START DATA
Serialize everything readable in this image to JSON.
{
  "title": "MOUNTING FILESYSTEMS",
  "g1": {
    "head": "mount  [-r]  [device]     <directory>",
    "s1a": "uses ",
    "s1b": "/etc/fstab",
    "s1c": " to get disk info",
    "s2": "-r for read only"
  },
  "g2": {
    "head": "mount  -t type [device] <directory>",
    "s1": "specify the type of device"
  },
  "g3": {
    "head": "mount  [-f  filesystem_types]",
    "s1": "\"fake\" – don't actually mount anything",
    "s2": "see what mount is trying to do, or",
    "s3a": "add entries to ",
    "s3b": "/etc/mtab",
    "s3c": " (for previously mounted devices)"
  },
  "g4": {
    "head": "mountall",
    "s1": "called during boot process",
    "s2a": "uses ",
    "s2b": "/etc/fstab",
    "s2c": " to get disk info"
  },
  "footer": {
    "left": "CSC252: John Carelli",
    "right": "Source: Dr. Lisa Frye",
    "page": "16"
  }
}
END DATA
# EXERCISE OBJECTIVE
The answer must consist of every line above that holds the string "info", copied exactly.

# YOUR RESPONSE
    "s1c": " to get disk info",
    "s2c": " to get disk info"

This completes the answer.